As calls are made for new wide-ranging internet surveillance powers following the horrific events in Paris, ISPA is concerned that politicians are taking the easy way out by demanding greater surveillance powers without explaining how they can effectively help to prevent future terrorist incidents and without giving proper consideration to valid concerns about civil liberties and the impact on business in the UK.
It has been reported that those responsible for the terrorist attacks were known to the security services. Existing legislation already allows for suspects’ communications to be intercepted via a warrant, and the retention of communications data, which is already being retained in the UK, would also have been available to the intelligence services and the police under the existing RIPA process. While the draft Communications Data Bill would have provided access to broader data set, it is questionable whether it would have helped to prevent the incidents in Paris and the industry and UK citizens should be provided with a clear justification for why the Bill is needed now.
Restricting the use of encryption and encrypted communication, as suggested by the Prime Minister, further risks undermining the UK’s status as a good and safe place to do business. In the wake of an increasing number of cyber-attacks and Government initiatives to raise the awareness of cyber risks, encryption is widely accepted as a key measure to safely do business online. Business, individuals and governments around the world rely on encryption to carry out everyday tasks and services, forcing companies to weaken encryption measures would weaken protection against cyber criminals, foreign intelligence agencies and others.
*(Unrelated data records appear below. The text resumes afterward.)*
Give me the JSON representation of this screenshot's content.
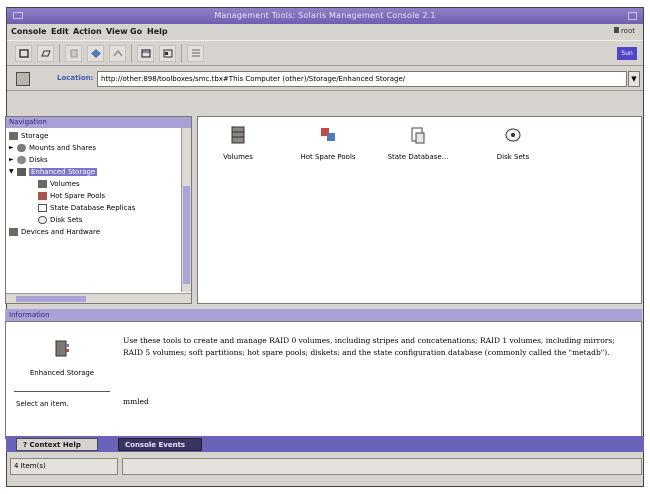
{
  "window": {
    "title": "Management Tools: Solaris Management Console 2.1"
  },
  "menubar": {
    "items": [
      "Console",
      "Edit",
      "Action",
      "View",
      "Go",
      "Help"
    ],
    "user": "root"
  },
  "toolbar": {
    "icons": [
      "console-icon",
      "open-icon",
      "cut-icon",
      "navigate-icon",
      "up-icon",
      "find-icon",
      "view-icon",
      "details-icon"
    ],
    "brand_label": "Sun"
  },
  "location": {
    "label": "Location:",
    "value": "http://other:898/toolboxes/smc.tbx#This Computer (other)/Storage/Enhanced Storage/"
  },
  "navigation": {
    "header": "Navigation",
    "items": [
      {
        "label": "Storage",
        "icon": "storage-icon"
      },
      {
        "label": "Mounts and Shares",
        "icon": "mounts-icon"
      },
      {
        "label": "Disks",
        "icon": "disks-icon"
      },
      {
        "label": "Enhanced Storage",
        "icon": "enhanced-storage-icon"
      },
      {
        "label": "Volumes",
        "icon": "volumes-icon"
      },
      {
        "label": "Hot Spare Pools",
        "icon": "hot-spare-icon"
      },
      {
        "label": "State Database Replicas",
        "icon": "state-db-icon"
      },
      {
        "label": "Disk Sets",
        "icon": "disk-sets-icon"
      },
      {
        "label": "Devices and Hardware",
        "icon": "devices-icon"
      }
    ]
  },
  "content": {
    "tiles": [
      {
        "label": "Volumes",
        "icon": "volumes-icon"
      },
      {
        "label": "Hot Spare Pools",
        "icon": "hot-spare-icon"
      },
      {
        "label": "State Database...",
        "icon": "state-db-icon"
      },
      {
        "label": "Disk Sets",
        "icon": "disk-sets-icon"
      }
    ]
  },
  "information": {
    "header": "Information",
    "tool_label": "Enhanced Storage",
    "select_label": "Select an item.",
    "text": "Use these tools to create and manage RAID 0 volumes, including stripes and concatenations; RAID 1 volumes, including mirrors; RAID 5 volumes; soft partitions; hot spare pools; diskets; and the state configuration database (commonly called the \"metadb\").",
    "text2": "mmled"
  },
  "tabs": {
    "context_help": "Context Help",
    "console_events": "Console Events"
  },
  "status": {
    "count": "4 Item(s)"
  },
  "colors": {
    "accent": "#7b74c9",
    "titlebar": "#6e5fb2"
  }
}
ISPA accepts that the communications landscape is changing but an independent, Government-commissioned review is being led by David Anderson QC into investigatory powers. This is the sort of considered and informed process, listening and involving the various stakeholders, that we hope will inform and develop policy in this area. The review is set to report before the election and we are concerned that politicians have pre-judged the review and will ignore its conclusions.